### EXERCISE REQUIREMENTS
Begin your copy at the line with "Convert this screenshot" in the records below and end it at the line with "Transcribe this image's", restating each line word for word; omit the pictures.

### DATA FOR THIS EXERCISE
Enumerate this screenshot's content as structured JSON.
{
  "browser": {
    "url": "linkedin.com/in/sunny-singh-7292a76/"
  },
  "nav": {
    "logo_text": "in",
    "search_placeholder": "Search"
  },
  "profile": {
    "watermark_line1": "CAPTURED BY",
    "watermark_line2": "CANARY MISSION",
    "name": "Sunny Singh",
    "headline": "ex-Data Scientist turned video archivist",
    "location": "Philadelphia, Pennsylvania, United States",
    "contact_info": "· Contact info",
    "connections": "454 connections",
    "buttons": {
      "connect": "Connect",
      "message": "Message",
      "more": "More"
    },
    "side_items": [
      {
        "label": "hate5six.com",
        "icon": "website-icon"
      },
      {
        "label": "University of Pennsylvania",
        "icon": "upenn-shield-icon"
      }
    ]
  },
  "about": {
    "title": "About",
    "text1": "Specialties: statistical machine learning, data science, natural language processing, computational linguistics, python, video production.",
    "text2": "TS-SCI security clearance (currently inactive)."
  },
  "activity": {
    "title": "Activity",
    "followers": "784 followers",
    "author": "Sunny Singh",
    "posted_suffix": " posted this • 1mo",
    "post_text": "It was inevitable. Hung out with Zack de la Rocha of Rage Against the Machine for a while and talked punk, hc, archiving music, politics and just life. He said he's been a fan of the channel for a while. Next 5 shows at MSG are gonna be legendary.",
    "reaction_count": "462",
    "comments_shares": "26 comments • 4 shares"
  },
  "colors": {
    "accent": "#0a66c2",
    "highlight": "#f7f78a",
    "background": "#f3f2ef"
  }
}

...

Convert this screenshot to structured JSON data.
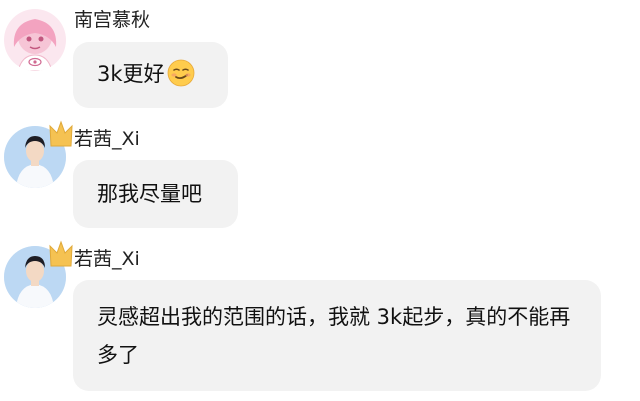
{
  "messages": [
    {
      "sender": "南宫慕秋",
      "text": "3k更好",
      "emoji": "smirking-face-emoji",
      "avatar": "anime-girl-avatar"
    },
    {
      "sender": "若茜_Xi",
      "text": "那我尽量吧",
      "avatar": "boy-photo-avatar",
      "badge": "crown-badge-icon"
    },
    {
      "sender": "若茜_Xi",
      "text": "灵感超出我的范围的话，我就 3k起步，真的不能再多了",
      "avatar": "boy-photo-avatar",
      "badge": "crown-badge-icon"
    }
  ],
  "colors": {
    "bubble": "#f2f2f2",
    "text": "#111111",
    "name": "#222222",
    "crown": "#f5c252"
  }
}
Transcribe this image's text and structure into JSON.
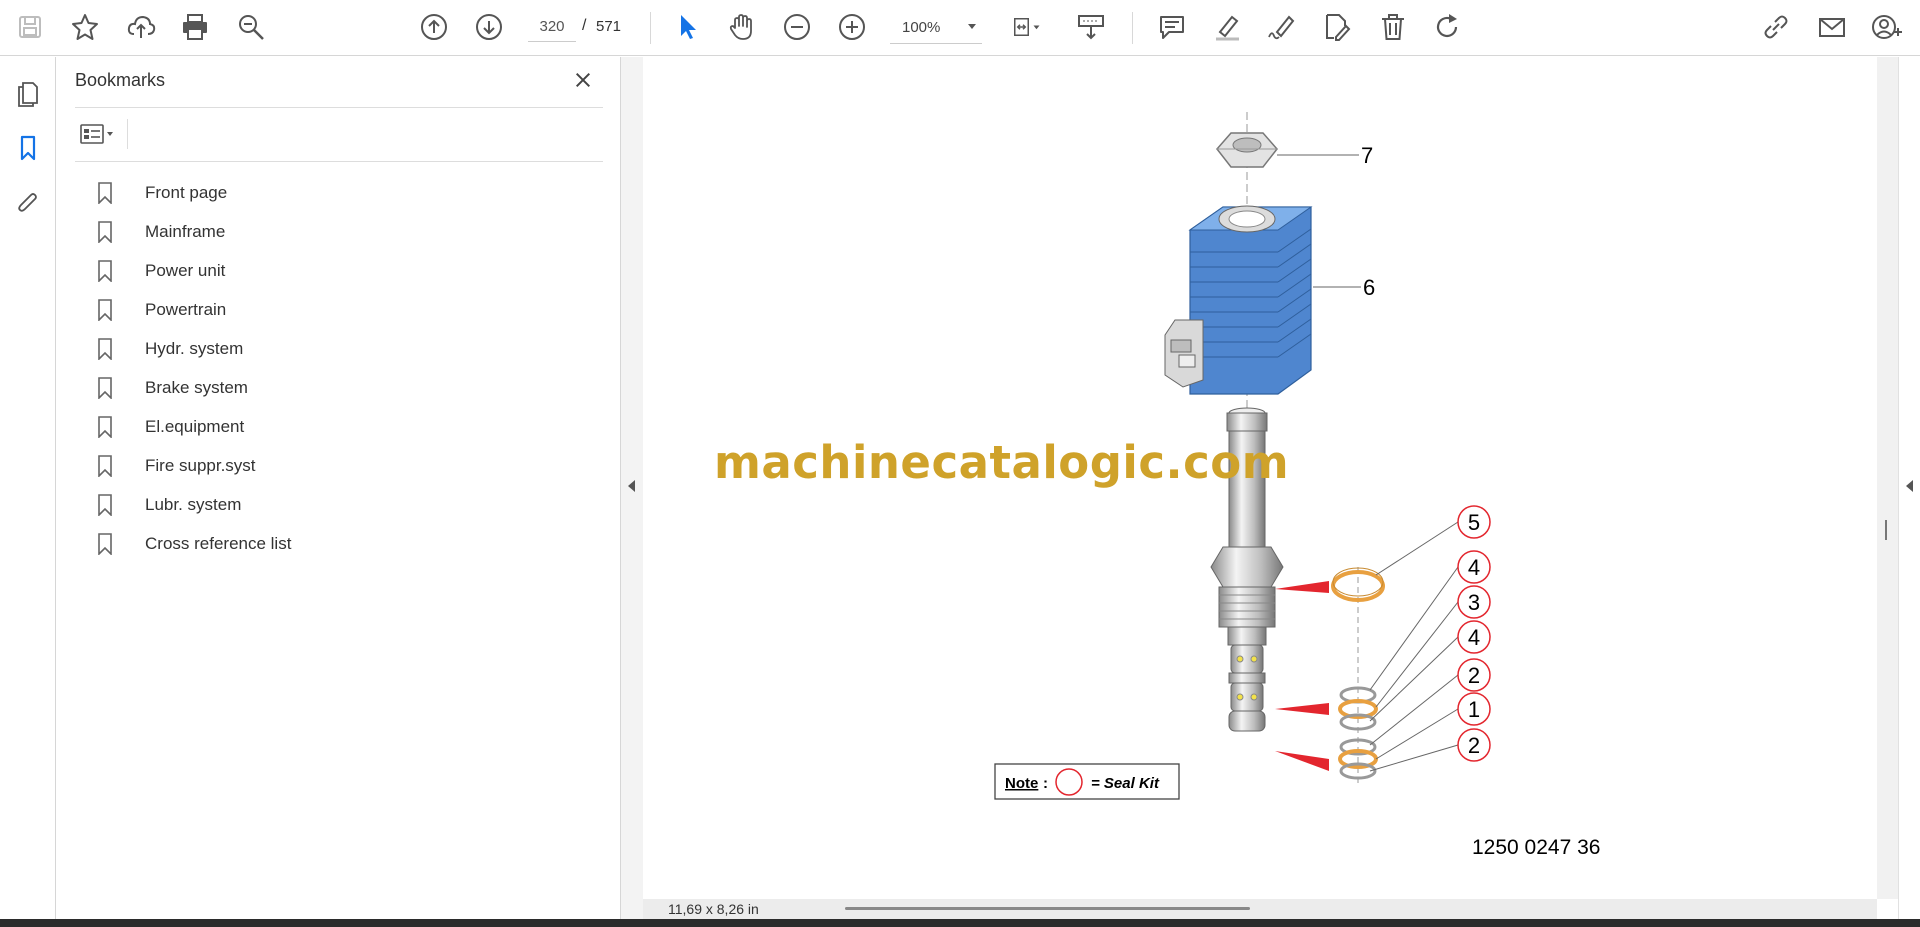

### FINISHED TASK
Convert this screenshot to structured JSON data.
{
  "messages": [
    {
      "sender": "南宫慕秋",
      "text": "3k更好",
      "emoji": "smirking-face-emoji",
      "avatar": "anime-girl-avatar"
    },
    {
      "sender": "若茜_Xi",
      "text": "那我尽量吧",
      "avatar": "boy-photo-avatar",
      "badge": "crown-badge-icon"
    },
    {
      "sender": "若茜_Xi",
      "text": "灵感超出我的范围的话，我就 3k起步，真的不能再多了",
      "avatar": "boy-photo-avatar",
      "badge": "crown-badge-icon"
    }
  ],
  "colors": {
    "bubble": "#f2f2f2",
    "text": "#111111",
    "name": "#222222",
    "crown": "#f5c252"
  }
}
Transcribe this image's text and structure into JSON.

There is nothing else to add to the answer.